So imagine my surprise when I realized, that contrary to my expectations, Green Collar Economy is not about how you can cash in on the green bubble. Instead, Green Collar Economy is fundamentally about environmental justice and equity. This is a book about how we link concern for the environment with concern for human welfare. It is in fact a book that is right up my alley.
Van Jones, an African-American who is both an environmentalist activist and human rights activist, is a powerful and incredibly important addition to the environmental movement. Which lets face it, is a bit too white and a bit too male. Consequently, his perception of the environmental crisis is different. While others ignore the inequitous consequences of climate change, Van Jones confronts them head on. He notes that Katrina was most disasterous for the poor, the black, the vulnerable. Jones argues:
The guiltless will bear the brunt and suffer the wrath of an enraged Mother
Nature. People in wealthy countries can cushion the blows. That's why, as the
1999 edition of the World Disasters Report concludes, about 96 percent of all
deaths from natural disasters happen in developing countries. Our actions- and
refusals to act- in the wealthier nations are funneling more disasters and death
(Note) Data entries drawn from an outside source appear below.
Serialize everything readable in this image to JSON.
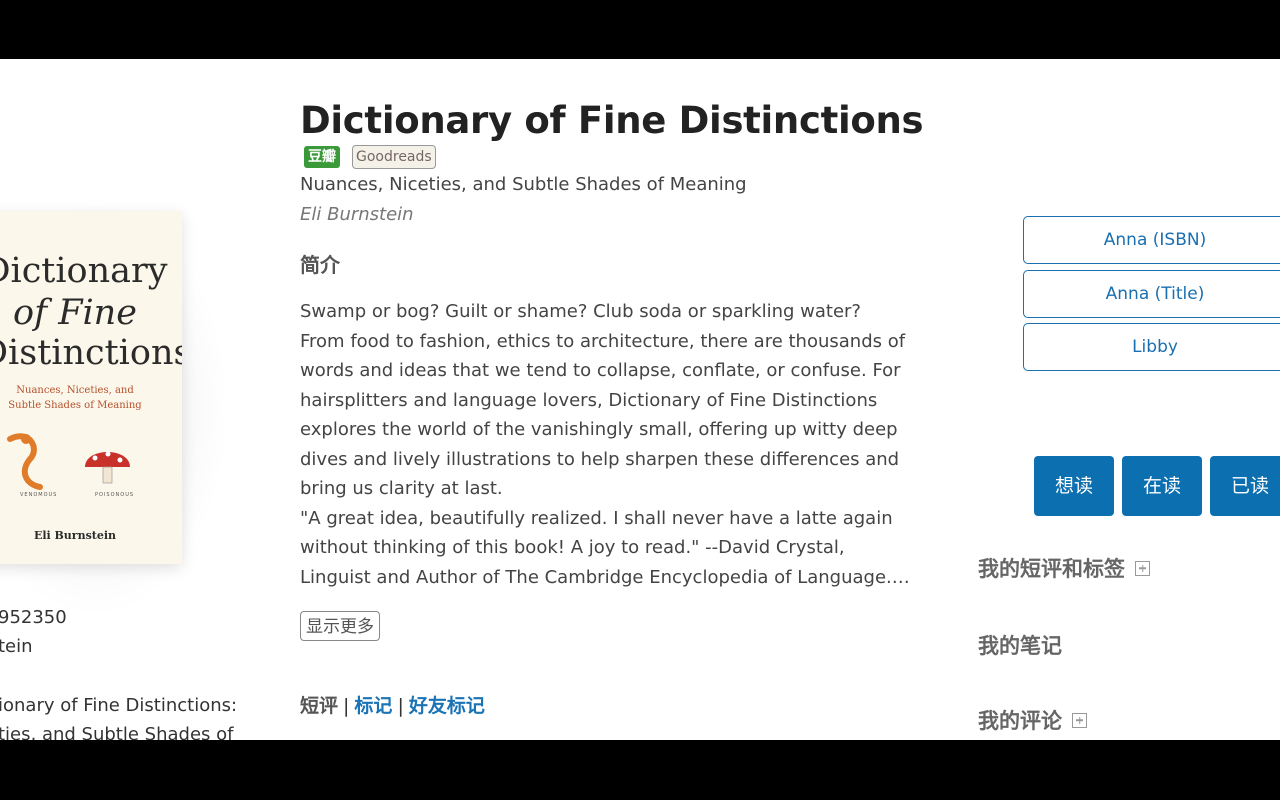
{
  "book": {
    "title": "Dictionary of Fine Distinctions",
    "subtitle": "Nuances, Niceties, and Subtle Shades of Meaning",
    "author": "Eli Burnstein",
    "badges": {
      "douban": "豆瓣",
      "goodreads": "Goodreads"
    }
  },
  "cover": {
    "line1": "Dictionary",
    "line2": "of Fine",
    "line3": "Distinctions",
    "tagline1": "Nuances, Niceties, and",
    "tagline2": "Subtle Shades of Meaning",
    "author": "Eli Burnstein",
    "caption_left": "VENOMOUS",
    "caption_right": "POISONOUS"
  },
  "meta_partial": {
    "isbn_fragment": "952350",
    "author_fragment": "tein",
    "title_fragment1": "ionary of Fine Distinctions:",
    "title_fragment2": "ties, and Subtle Shades of"
  },
  "intro": {
    "heading": "简介",
    "paragraph1": "Swamp or bog? Guilt or shame? Club soda or sparkling water? From food to fashion, ethics to architecture, there are thousands of words and ideas that we tend to collapse, conflate, or confuse. For hairsplitters and language lovers, Dictionary of Fine Distinctions explores the world of the vanishingly small, offering up witty deep dives and lively illustrations to help sharpen these differences and bring us clarity at last.",
    "paragraph2": "\"A great idea, beautifully realized. I shall never have a latte again without thinking of this book! A joy to read.\" --David Crystal, Linguist and Author of The Cambridge Encyclopedia of Language.…",
    "show_more": "显示更多"
  },
  "tabs": {
    "reviews": "短评",
    "marks": "标记",
    "friend_marks": "好友标记",
    "separator": "|"
  },
  "links": [
    "Anna (ISBN)",
    "Anna (Title)",
    "Libby"
  ],
  "shelf": {
    "want": "想读",
    "reading": "在读",
    "read": "已读"
  },
  "sidebar": {
    "short_review_tags": "我的短评和标签",
    "notes": "我的笔记",
    "reviews": "我的评论"
  },
  "colors": {
    "link": "#1a6fb0",
    "shelf_button": "#0c6fb0",
    "douban_green": "#3a9a3a"
  }
}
toward the poorest people on Earth.
Van Jones also discusses the class conflicts and racism that has been part of the environmentalist movement for the past 100 odd years. While many environmentalists would rather sweep these conflicts under the rug, Van Jones argues that we cannot hide from these injustices. However, even here, Van Jones is amazingly diplomatic. He acknowledges the successes of environmentalist conservationists, while also noting their failure to address the needs of Native Americans. He understands the importance of the zero population growth campaign while also uncovering its racist implications. In other words, Van Jones doesn't throw the baby out of the bathwater, but he doesn't feel the need to cover up the past either.
I didn't necessarily agree with all of Van Jones' policy proposals, though I do share his vision for a new Green New Deal or Apollo Project. In particular, Van Jones' proposal "Hoopties for hybrids" provides a very tangible reminder of how a good idea in theory can result in bad policy in practice. But overall, this is a smart and important book with a refreshing perspective on the crises we face.